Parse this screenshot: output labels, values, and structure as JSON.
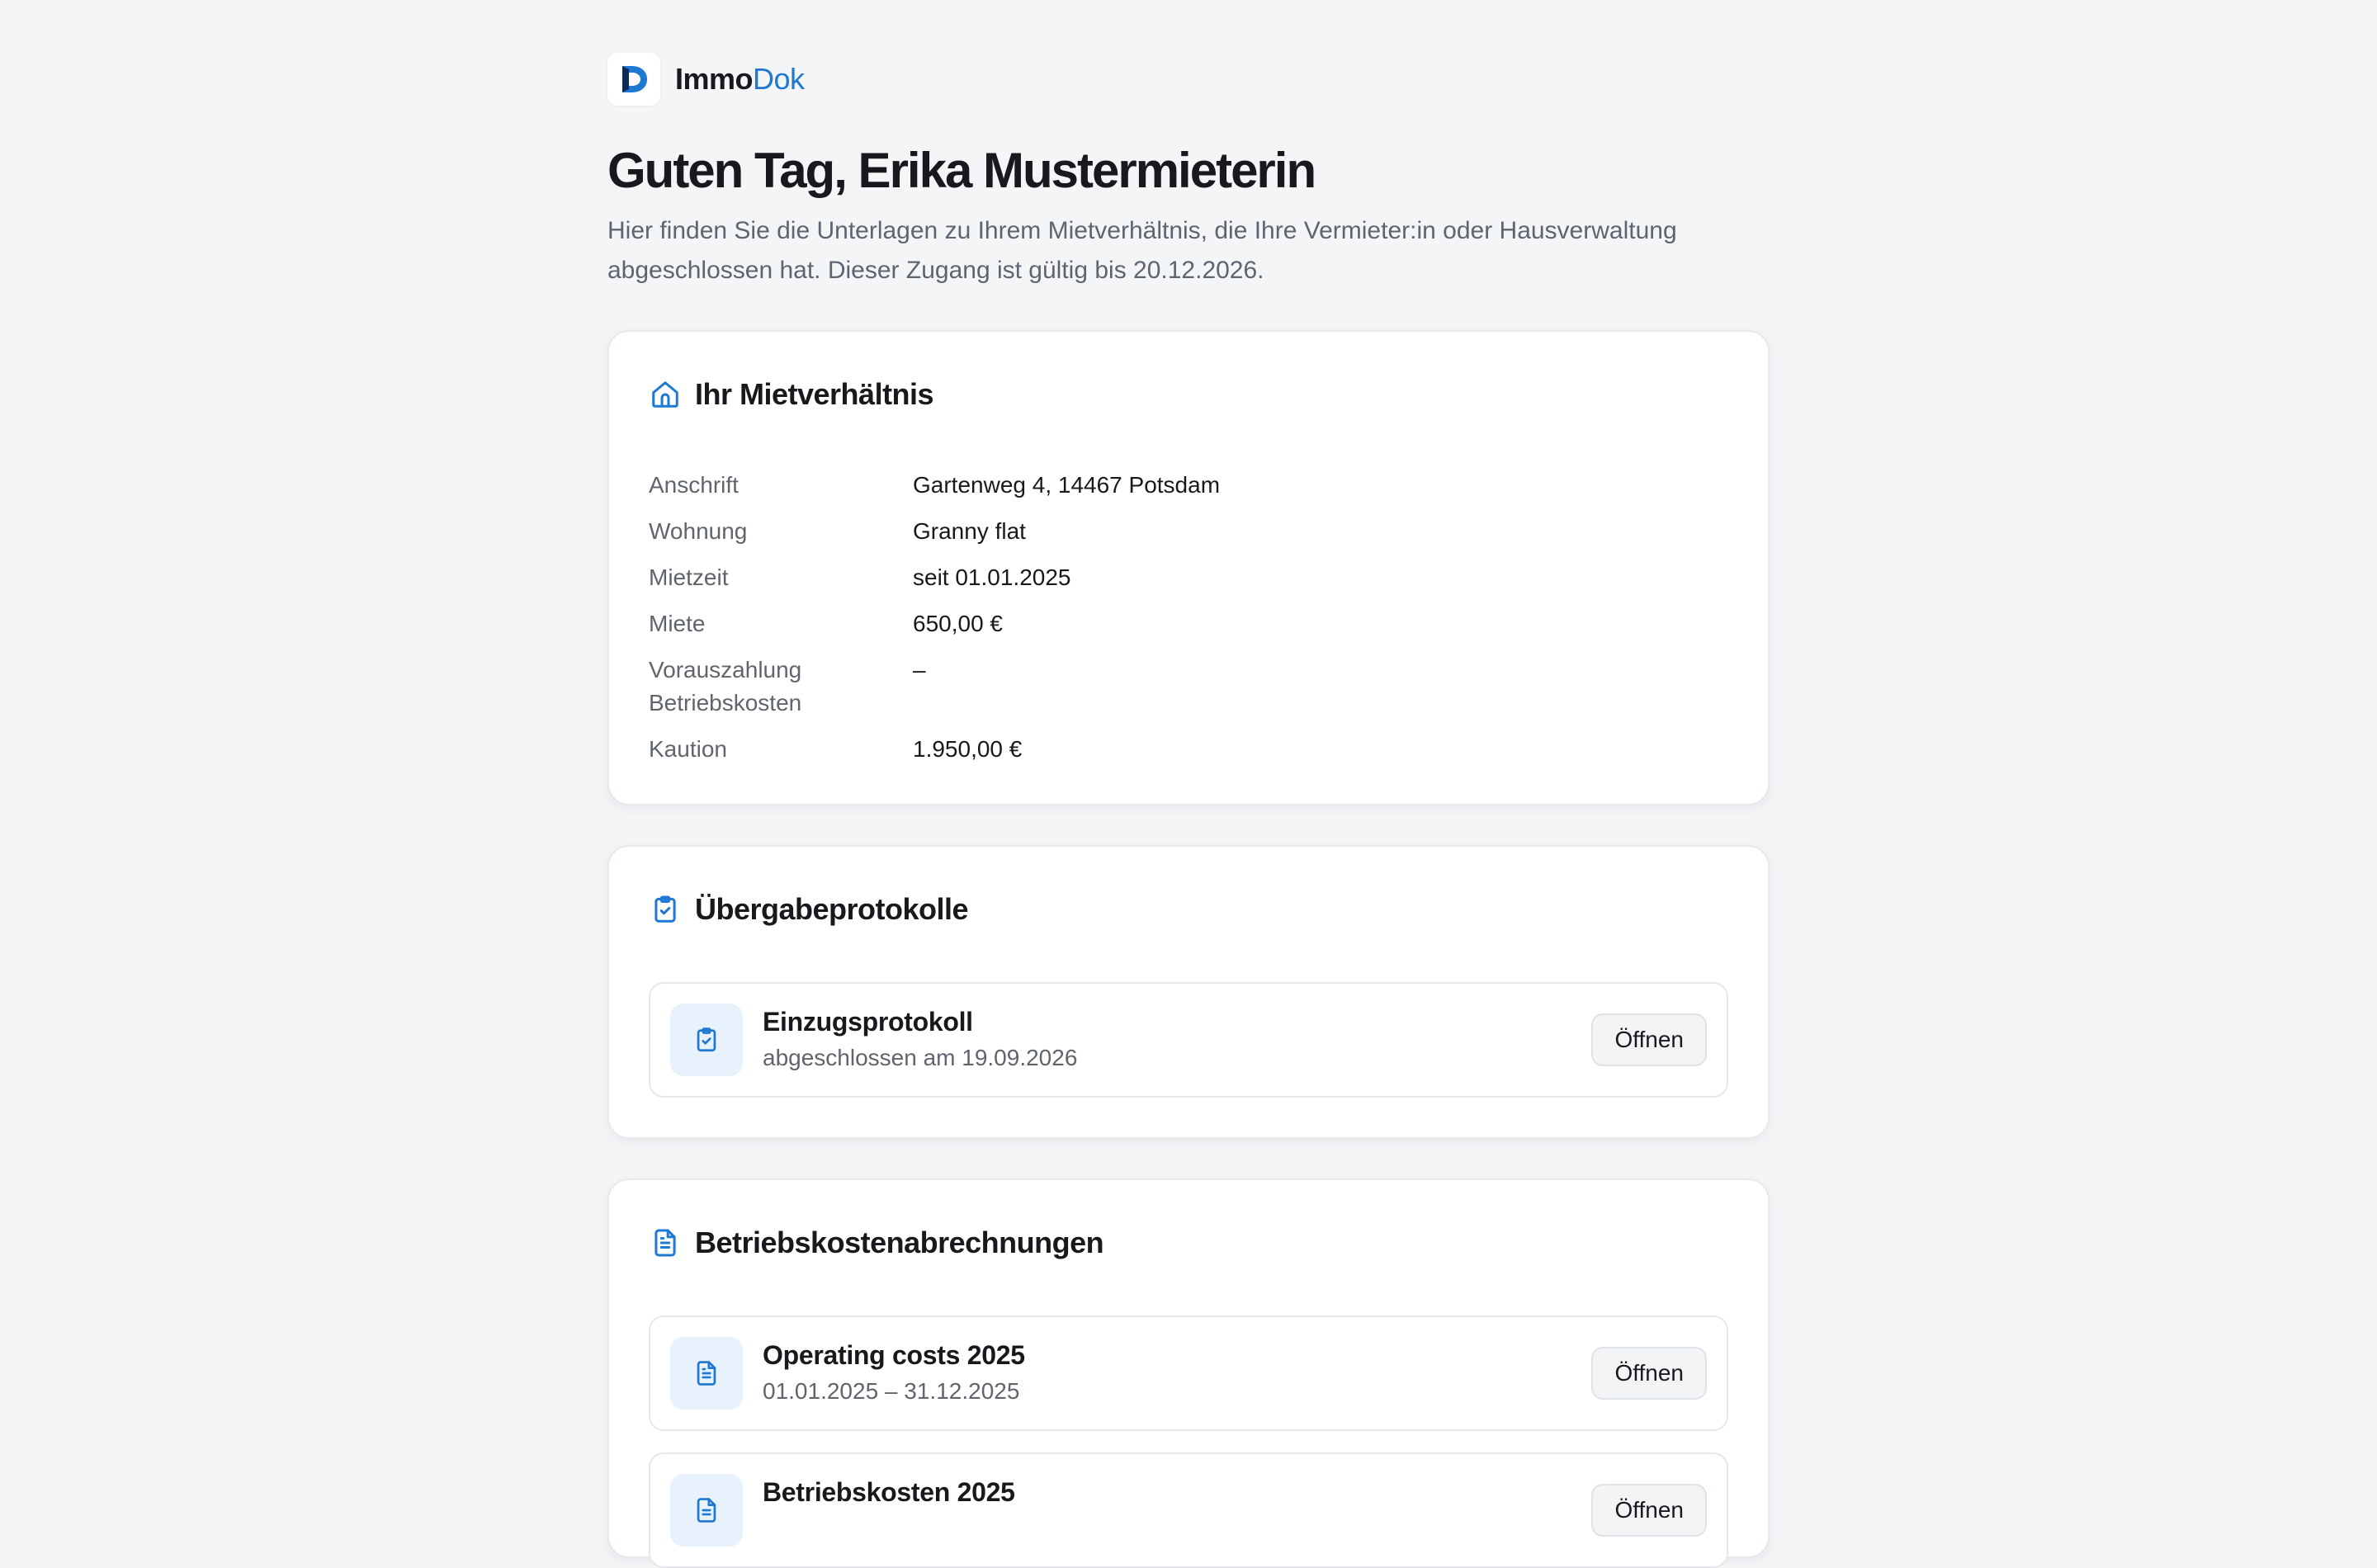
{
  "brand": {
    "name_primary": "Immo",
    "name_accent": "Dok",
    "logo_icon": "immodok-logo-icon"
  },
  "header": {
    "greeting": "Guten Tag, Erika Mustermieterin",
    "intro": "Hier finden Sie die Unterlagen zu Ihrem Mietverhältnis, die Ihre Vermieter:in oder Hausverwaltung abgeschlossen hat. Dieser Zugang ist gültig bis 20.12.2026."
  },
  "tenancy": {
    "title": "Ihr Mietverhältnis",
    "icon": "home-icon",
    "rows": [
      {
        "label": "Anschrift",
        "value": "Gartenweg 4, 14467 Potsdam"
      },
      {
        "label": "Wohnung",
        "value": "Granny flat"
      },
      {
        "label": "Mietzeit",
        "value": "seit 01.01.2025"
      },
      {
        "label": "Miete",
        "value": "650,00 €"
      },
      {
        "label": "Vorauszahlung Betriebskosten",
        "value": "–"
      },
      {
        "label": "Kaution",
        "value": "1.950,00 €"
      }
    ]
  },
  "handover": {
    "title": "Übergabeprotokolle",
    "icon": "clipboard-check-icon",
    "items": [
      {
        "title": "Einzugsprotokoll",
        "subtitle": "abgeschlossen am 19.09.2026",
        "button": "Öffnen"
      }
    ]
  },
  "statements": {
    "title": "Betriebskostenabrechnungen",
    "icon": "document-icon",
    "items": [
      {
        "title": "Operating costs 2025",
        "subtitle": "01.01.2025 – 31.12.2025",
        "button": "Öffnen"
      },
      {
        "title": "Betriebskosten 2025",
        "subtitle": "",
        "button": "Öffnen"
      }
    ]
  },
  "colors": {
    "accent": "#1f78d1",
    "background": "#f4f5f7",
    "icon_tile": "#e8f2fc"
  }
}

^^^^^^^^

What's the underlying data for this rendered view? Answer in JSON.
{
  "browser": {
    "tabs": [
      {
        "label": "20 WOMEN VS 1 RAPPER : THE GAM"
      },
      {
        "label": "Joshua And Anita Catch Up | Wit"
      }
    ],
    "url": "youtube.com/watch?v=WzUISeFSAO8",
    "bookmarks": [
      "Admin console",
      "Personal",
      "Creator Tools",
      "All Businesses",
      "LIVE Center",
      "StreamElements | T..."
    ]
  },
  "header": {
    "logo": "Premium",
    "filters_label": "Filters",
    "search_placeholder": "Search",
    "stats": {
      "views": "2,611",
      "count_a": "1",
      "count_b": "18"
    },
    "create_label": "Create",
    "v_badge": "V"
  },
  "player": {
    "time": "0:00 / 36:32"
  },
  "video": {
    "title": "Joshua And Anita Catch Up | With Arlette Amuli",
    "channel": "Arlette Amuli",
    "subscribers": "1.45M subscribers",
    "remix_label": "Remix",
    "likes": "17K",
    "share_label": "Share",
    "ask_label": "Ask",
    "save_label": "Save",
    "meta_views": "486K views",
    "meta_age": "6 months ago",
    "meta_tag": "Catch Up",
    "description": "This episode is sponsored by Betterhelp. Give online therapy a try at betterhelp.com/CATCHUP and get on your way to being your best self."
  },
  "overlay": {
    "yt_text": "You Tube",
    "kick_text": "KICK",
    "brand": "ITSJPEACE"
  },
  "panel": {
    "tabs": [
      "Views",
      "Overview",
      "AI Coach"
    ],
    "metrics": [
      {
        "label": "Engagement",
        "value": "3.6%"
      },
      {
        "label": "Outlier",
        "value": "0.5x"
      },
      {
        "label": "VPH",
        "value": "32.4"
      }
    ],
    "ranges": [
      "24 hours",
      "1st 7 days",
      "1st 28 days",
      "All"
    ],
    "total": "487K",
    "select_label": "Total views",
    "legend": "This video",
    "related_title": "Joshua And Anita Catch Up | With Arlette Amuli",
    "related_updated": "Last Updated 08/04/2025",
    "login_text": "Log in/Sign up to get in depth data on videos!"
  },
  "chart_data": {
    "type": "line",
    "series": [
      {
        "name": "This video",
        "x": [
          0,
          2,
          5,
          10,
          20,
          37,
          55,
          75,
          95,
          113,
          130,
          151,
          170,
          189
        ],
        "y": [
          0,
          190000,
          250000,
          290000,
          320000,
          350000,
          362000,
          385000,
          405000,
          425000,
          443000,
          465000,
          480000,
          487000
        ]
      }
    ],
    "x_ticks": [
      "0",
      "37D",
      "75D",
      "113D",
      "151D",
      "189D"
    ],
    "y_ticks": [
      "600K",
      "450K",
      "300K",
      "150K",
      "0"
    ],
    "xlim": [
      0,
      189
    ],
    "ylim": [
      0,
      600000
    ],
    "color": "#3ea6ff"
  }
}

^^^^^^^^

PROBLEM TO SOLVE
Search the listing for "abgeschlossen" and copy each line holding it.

ANSWER FOR THIS EXERCISE
    "intro": "Hier finden Sie die Unterlagen zu Ihrem Mietverhältnis, die Ihre Vermieter:in oder Hausverwaltung abgeschlossen hat. Dieser Zugang ist gültig bis 20.12.2026."
        "subtitle": "abgeschlossen am 19.09.2026",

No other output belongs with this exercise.